  • S stands for “stability”. Investors might complain about taxes and regulations, but the one thing that truly turns them off — that causes them to run away from a jurisdiction — is unpredictability. The perception of stability is an important part of economic competitiveness. A country can improve its stability by not tolerating corruption. It also helps if a country’s politicians maintain a moderate tone and stay away from ideology and talk of “revolution” or “radical reforms”. Fortunately, Canada is perceived to be among the more stable countries around, in spite of the narrowing gap between Question Period in the House of Commons and an episode of The Trailer Park Boys. Moderate Scandinavia, in spite of perpetual minority governments, is also considered an oasis of stability. Countries with a rich history of ideological politics, such as the U.S., the U.K. and France, are perceived as being considerably less stable.

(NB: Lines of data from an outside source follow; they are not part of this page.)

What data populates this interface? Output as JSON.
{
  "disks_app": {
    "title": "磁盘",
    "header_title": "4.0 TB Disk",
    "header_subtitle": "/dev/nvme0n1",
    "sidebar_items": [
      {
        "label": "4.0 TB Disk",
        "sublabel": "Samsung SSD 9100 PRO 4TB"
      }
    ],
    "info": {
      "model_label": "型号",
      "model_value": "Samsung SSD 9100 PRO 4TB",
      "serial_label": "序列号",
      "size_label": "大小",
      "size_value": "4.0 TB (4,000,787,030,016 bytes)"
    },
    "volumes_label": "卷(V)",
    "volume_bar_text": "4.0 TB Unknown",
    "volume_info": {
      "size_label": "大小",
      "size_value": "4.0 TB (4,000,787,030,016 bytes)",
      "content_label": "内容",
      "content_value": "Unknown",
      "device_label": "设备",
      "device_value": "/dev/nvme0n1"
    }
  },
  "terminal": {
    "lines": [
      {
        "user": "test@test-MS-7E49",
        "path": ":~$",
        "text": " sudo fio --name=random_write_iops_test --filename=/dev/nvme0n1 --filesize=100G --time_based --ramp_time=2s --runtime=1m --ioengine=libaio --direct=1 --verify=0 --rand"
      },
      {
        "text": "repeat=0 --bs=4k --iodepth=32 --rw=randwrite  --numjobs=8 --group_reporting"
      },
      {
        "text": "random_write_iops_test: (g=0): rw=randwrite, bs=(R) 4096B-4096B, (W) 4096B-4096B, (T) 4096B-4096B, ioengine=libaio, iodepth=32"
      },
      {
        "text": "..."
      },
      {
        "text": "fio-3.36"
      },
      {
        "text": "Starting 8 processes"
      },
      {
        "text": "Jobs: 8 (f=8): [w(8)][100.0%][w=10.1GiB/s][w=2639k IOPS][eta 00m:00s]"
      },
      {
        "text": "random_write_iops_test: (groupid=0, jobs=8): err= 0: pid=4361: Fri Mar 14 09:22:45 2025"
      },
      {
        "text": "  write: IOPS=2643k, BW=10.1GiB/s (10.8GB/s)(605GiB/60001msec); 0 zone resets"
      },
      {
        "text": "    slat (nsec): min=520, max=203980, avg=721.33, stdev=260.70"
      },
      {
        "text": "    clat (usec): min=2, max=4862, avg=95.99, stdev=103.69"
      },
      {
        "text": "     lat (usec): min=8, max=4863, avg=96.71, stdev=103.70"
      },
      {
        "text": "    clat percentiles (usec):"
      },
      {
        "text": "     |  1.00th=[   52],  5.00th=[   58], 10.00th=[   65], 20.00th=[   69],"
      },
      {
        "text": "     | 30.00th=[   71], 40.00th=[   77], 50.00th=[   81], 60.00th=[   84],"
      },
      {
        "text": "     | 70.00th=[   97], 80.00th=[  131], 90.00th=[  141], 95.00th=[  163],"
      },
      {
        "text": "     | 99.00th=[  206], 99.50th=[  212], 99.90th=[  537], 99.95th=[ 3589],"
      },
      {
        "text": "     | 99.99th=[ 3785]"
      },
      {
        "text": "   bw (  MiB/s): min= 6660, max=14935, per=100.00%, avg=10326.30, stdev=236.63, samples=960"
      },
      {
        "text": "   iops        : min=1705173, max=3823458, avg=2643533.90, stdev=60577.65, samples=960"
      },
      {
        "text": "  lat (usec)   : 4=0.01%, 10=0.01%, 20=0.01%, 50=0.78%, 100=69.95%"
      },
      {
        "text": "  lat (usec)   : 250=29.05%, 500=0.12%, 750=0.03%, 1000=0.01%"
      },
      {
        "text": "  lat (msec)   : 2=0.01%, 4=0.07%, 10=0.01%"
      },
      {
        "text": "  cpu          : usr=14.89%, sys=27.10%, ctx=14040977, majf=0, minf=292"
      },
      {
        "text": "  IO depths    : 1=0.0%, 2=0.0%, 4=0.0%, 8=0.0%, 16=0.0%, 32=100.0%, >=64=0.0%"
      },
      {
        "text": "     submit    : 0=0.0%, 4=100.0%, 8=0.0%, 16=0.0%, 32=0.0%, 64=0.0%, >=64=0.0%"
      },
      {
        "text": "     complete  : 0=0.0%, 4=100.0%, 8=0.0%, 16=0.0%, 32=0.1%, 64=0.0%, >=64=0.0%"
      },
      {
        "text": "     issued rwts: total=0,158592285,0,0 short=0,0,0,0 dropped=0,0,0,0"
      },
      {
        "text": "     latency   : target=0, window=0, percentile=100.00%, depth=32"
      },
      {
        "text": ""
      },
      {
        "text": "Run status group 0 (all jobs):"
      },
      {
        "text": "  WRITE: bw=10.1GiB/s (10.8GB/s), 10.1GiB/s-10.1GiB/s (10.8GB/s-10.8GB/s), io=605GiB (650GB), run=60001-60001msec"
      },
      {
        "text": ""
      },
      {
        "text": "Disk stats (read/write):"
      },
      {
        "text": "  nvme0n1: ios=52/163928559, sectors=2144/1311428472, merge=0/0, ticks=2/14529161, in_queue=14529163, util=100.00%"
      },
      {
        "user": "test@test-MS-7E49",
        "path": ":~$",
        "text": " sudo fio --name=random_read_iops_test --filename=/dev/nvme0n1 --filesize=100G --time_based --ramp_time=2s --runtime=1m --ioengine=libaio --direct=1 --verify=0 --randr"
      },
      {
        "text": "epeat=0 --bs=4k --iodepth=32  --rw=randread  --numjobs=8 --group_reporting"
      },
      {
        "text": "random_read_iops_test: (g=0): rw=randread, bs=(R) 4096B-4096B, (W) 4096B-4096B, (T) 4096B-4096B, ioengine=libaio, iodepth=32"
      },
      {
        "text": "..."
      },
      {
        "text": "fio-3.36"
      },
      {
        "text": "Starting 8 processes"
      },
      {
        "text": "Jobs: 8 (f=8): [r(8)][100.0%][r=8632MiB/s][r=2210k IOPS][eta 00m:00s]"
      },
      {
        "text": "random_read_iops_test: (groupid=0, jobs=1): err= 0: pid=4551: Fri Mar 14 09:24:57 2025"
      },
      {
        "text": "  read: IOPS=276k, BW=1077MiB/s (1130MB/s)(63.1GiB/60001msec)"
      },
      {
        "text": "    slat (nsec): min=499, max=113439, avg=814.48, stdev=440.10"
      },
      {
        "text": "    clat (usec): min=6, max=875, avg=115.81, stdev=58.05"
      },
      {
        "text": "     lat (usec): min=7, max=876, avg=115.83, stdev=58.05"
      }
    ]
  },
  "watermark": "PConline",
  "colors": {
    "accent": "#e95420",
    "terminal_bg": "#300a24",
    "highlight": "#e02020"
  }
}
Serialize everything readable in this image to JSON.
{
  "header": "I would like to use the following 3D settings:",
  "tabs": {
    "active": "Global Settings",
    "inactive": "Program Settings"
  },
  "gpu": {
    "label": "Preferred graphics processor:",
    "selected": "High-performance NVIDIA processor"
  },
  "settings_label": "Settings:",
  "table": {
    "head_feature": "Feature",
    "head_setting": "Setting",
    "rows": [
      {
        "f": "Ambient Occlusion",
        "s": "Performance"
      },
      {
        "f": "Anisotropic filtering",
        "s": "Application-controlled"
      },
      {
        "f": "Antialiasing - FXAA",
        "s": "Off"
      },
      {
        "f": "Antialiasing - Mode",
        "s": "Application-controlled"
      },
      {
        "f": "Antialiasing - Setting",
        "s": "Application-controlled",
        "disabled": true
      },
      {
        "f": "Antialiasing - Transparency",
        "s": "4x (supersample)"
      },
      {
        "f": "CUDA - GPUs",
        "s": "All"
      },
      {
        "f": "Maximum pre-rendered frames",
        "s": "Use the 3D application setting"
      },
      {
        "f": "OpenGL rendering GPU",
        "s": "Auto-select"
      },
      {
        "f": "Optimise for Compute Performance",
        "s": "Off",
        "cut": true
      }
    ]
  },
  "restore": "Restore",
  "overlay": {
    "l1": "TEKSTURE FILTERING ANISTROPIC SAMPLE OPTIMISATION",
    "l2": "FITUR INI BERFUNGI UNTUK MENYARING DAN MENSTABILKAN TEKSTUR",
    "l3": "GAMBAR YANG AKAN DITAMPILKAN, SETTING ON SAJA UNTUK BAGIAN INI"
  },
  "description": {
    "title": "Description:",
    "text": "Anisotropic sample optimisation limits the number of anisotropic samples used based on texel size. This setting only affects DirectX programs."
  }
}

Interestingly, there was little relationship between tax loads and economic competitiveness: indeed the world’s ten most competitive economies are a mix of high-tax and low-tax jurisdictions.

[Edited Wednesday at 07:53 to correct a typo in the “Education” paragraph]


About theviewfromseven
A lone wolf and a bit of a contrarian who sometimes has something to share.

2 Responses to A more competitive economy: It’s as easy as TERDS

  1. Fat Arse says:


    I always enjoy learning new things, keep it up.

    Who finished last? Which countries ranked 123-133?

    I mean, do they all fit the TERD model as well? Or are the reasons behind their rankings more nuanced. In the ‘bottom ten’ countries is it their latitude, disease burden, demographic trend, their cultural homogeneity (or not), their dominant religion, or the prevalence of foreign ownership that are at play? Or does TERD apply to all equally?

    Just curious.

  2. theviewfromseven says:

    Thanks, Fat Arse. Those are good questions you raise.

    The countries at the bottom of the list were:

    123. Kyrgyz Republic
    124. Paraguay
    125. Nepal
    126. Timor-Leste
    127. Mauritania
    128. Burkina Faso
    129. Mozambique
    130. Mali
    131. Chad
    132. Zimbabwe
    133. Burundi

    Looking at their rankings in terms of transparency, literacy rates and political stability, these countries tend to be poor performers, so this would appear to be consistent with the TERDS model. (Literacy was a bit higher in the Kyrgyz Republic, Paraguay and Zimbabwe, but their advantages here were offset by other problems.)

    R & D info is more difficult to come by, but I expect the amount of R & D in each of these countries is probably either nil, or very close to it.

    A lot of these countries — most of which are in Africa — have populations that are struggling for survival. Disease, high birth and mortality rates, religious/political violence, etc. do make it more difficult for people to survive and for any sort of service-sector or manufacturing economy to get off the ground.

Leave a Reply

Fill in your details below or click an icon to log in:

WordPress.com Logo

You are commenting using your WordPress.com account. Log Out / Change )

Twitter picture

You are commenting using your Twitter account. Log Out / Change )

Facebook photo

You are commenting using your Facebook account. Log Out / Change )

Google+ photo

You are commenting using your Google+ account. Log Out / Change )

Connecting to %s

%d bloggers like this: